I find hope, though, in two trends:
- The paper (and CEO/publisher Jim Moroney) has shown a willingness to find (through funding or acquiring) new revenue streams that complement its business.
- There are signs across the media landscape that innovative funding models are working.
First, we should define our terms. By “working” I don’t mean that anyone outside of the megabrands like the New York Times has cracked the nut on new media. It’s still a dangerous world out there, one where digital advertising dollars cannot fully replace print advertising dollars lost.
(Well, dangerous for legacy media. Google made more in ad dollars than all of print media combined. We’re talking about old media here.)
I mean that there are simply signs that some publishers are figuring out how to stop gushing red ink from every open wound.
Some examples: Texas Tribune CEO and editor-in-chief Evan Smith wrote yesterday that his site, funded on a nonprofit model (meaning, they raise money from corporations and individuals) took in more money than it spent in 2012. That’s pretty significant, even though it’s tiny compared to something like the DMN.
This morning, the social news site BuzzFeed announced $20 million in new financing. BuzzFeed, with its NYT partnership, has been able to parlay its web-shoring success (cat pics, lists, etc.) into a credible success story in terms of its journalism and finances. Earlier this week, Heart Magazines said their digital subscriptions (800,000 of them) were high enough to turn a profit.

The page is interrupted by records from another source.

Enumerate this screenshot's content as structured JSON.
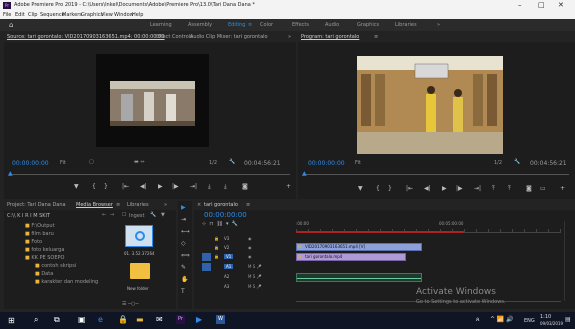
{
  "window": {
    "title": "Adobe Premiere Pro 2019 - C:\\Users\\Inkel\\Documents\\Adobe\\Premiere Pro\\13.0\\Tari Dana Dana *",
    "minimize": "–",
    "maximize": "□",
    "close": "✕"
  },
  "menu": [
    "File",
    "Edit",
    "Clip",
    "Sequence",
    "Markers",
    "Graphics",
    "View",
    "Window",
    "Help"
  ],
  "workspaces": [
    "Learning",
    "Assembly",
    "Editing",
    "Color",
    "Effects",
    "Audio",
    "Graphics",
    "Libraries",
    "»"
  ],
  "source": {
    "tabs": [
      "Source: tari gorontalo: VID20170903163651.mp4: 00:00:00:00",
      "Effect Controls",
      "Audio Clip Mixer: tari gorontalo",
      "»"
    ],
    "timecode_left": "00:00:00:00",
    "fit": "Fit",
    "ratio": "1/2",
    "timecode_right": "00:04:56:21"
  },
  "program": {
    "tab": "Program: tari gorontalo",
    "timecode_left": "00:00:00:00",
    "fit": "Fit",
    "ratio": "1/2",
    "timecode_right": "00:04:56:21"
  },
  "project": {
    "tabs": [
      "Project: Tari Dana Dana",
      "Media Browser",
      "Libraries",
      "»"
    ],
    "path": "C:\\\\ K I R I M SKIT",
    "ingest": "Ingest",
    "tree": [
      "F:\\Output",
      "film baru",
      "Foto",
      "foto keluarga",
      "KK PE SOEPO",
      "contoh skripsi",
      "Data",
      "karakter dan modeling"
    ],
    "thumbs": [
      {
        "name": "01. 3.52.37264",
        "icon": "disc-icon"
      },
      {
        "name": "New folder",
        "icon": "folder-icon"
      }
    ]
  },
  "timeline": {
    "tab": "tari gorontalo",
    "timecode": "00:00:00:00",
    "ruler": [
      ":00:00",
      "00:05:00:00"
    ],
    "tracks": {
      "video": [
        "V3",
        "V2",
        "V1"
      ],
      "audio": [
        "A1",
        "A2",
        "A3"
      ]
    },
    "clips": {
      "video": "VID20170903163651.mp4 [V]",
      "fx": "tari gorontalo.mp4"
    }
  },
  "watermark": {
    "title": "Activate Windows",
    "subtitle": "Go to Settings to activate Windows."
  },
  "tray": {
    "lang": "ENG",
    "time": "1:10",
    "date": "09/03/2019"
  },
  "colors": {
    "accent": "#2d8ceb",
    "clip_video": "#8da0d8",
    "clip_fx": "#b09ad6",
    "active_track": "#2f62a8"
  }
}
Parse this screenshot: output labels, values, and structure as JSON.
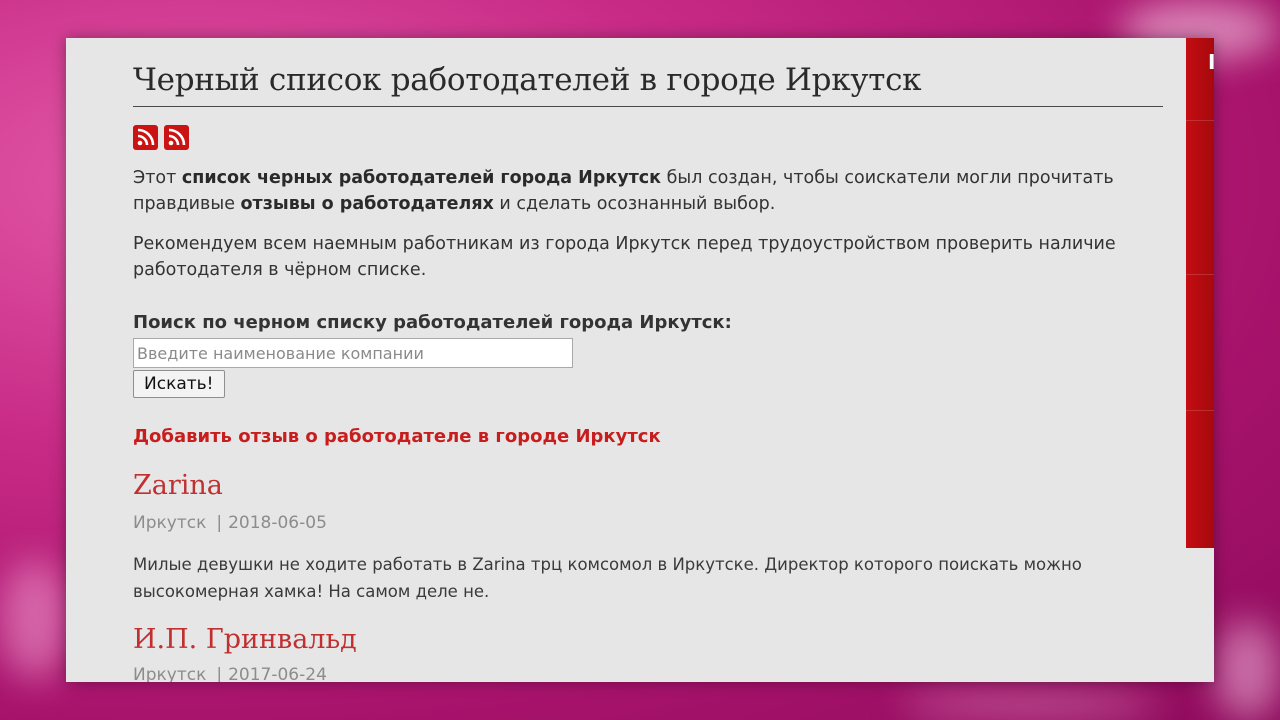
{
  "page": {
    "title": "Черный список работодателей в городе Иркутск",
    "intro": {
      "text1": "Этот ",
      "bold1": "список черных работодателей города Иркутск",
      "text2": " был создан, чтобы соискатели могли прочитать правдивые ",
      "bold2": "отзывы о работодателях",
      "text3": " и сделать осознанный выбор."
    },
    "recommendation": "Рекомендуем всем наемным работникам из города Иркутск перед трудоустройством проверить наличие работодателя в чёрном списке."
  },
  "feeds": [
    {
      "icon": "rss-icon"
    },
    {
      "icon": "rss-icon"
    }
  ],
  "search": {
    "label": "Поиск по черном списку работодателей города Иркутск:",
    "placeholder": "Введите наименование компании",
    "value": "",
    "button_label": "Искать!"
  },
  "add_review_link": "Добавить отзыв о работодателе в городе Иркутск",
  "reviews": [
    {
      "company": "Zarina",
      "city": "Иркутск",
      "date": "2018-06-05",
      "text": "Милые девушки не ходите работать в Zarina трц комсомол в Иркутске. Директор которого поискать можно высокомерная хамка! На самом деле не."
    },
    {
      "company": "И.П. Гринвальд",
      "city": "Иркутск",
      "date": "2017-06-24"
    }
  ],
  "sidebar": {
    "letter": "I"
  },
  "colors": {
    "accent_red": "#c81d1d",
    "rss_red": "#cc1313",
    "sidebar_red": "#b30b10",
    "page_bg": "#e6e6e6",
    "backdrop_pink": "#c82b86"
  },
  "separator": "|"
}
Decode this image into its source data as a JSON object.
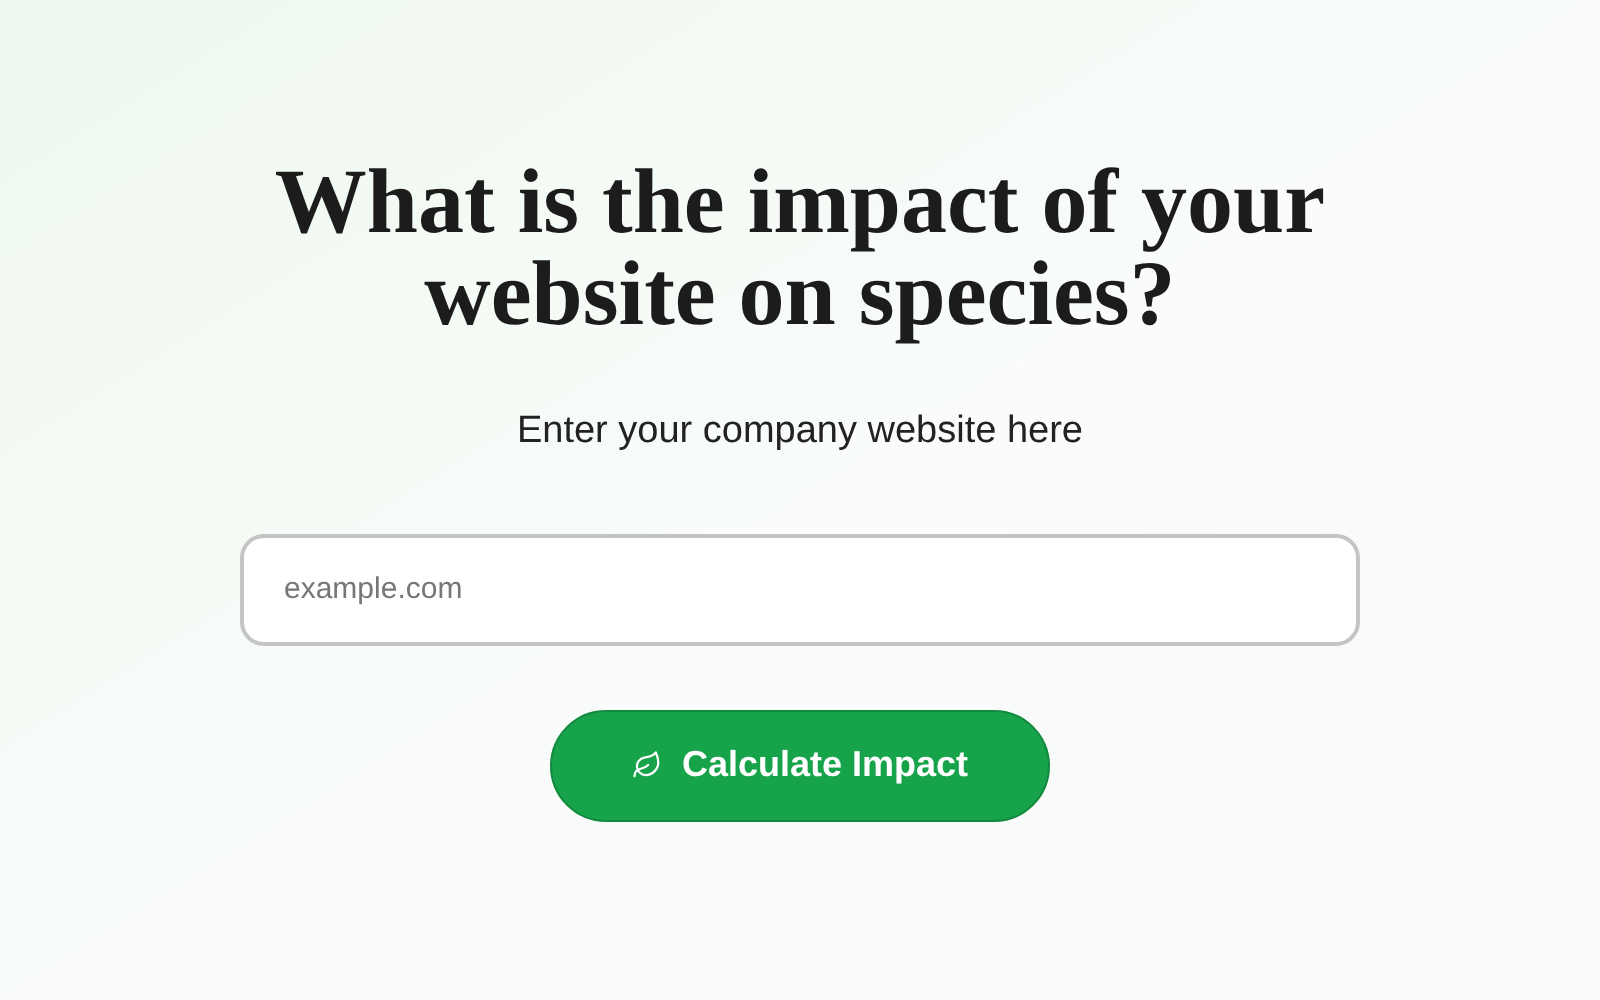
{
  "heading": "What is the impact of your website on species?",
  "subheading": "Enter your company website here",
  "website_field": {
    "placeholder": "example.com"
  },
  "button": {
    "label": "Calculate Impact"
  }
}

Why is this important for the DMN? Because the paper is caught in that weird place between needing to invest its money in new revenue streams and needing to see returns from said investments very quickly. My best guess — even my close friends there aren’t dumb enough to share hard numbers unless they’ve been reported by the company already — is that some of those investments are paying off rather quickly. The digital social/ad/content thingie Speakeasy, I’m told, is off to a fast start, and its new event company, Crowdsource, is doing well, by my best guesstimate.
I don’t know if such ancillary businesses are making enough to turn the paper around tomorrow, but they help staunch the bleeding. Now, the real trick is taking the models that are working elsewhere and creating enough compelling, vital content to make said models work. Aye, there’s the rub.
We can debate whether they can succeed at that — this column suggests many days that the paper has a long way to go in that regard — but it has to figure out a digital model this year that takes these lessons and applies them locally. I think they will figure it out. The question is, how much damage will the ship sustain before they do?
Glad to see Chris Vognar tackle the three-hour-movie infestation. Seriously, old men have bladder issues, people.
I complained about this on Twitter last night, and Teresa here at CultureMap needs to heed my warning: I don’t know how you go about reporting on Top Chef without spoiling it for those of who actually use our DVRs, but figure it out!
Now Irving wants an “iconic bridge.” Wait for it … BAHAAHAHAHAAHAHHAAA. Oh, Irving. Bless your heart.
Prosper is the next boomtown, at least until everyone wakes up in 20 years and finds its only value was in its newness, like every other exurb.
The new murder numbers are here! The new murder numbers are here!
Steve Blow with a solid column calling The Ledge a bunch of idiots, this time over education funding.
Couldn’t squeeze this in, but here’s more good info on why newspapers like the DMN have better outlooks in 2013.
Bring it, Aggies.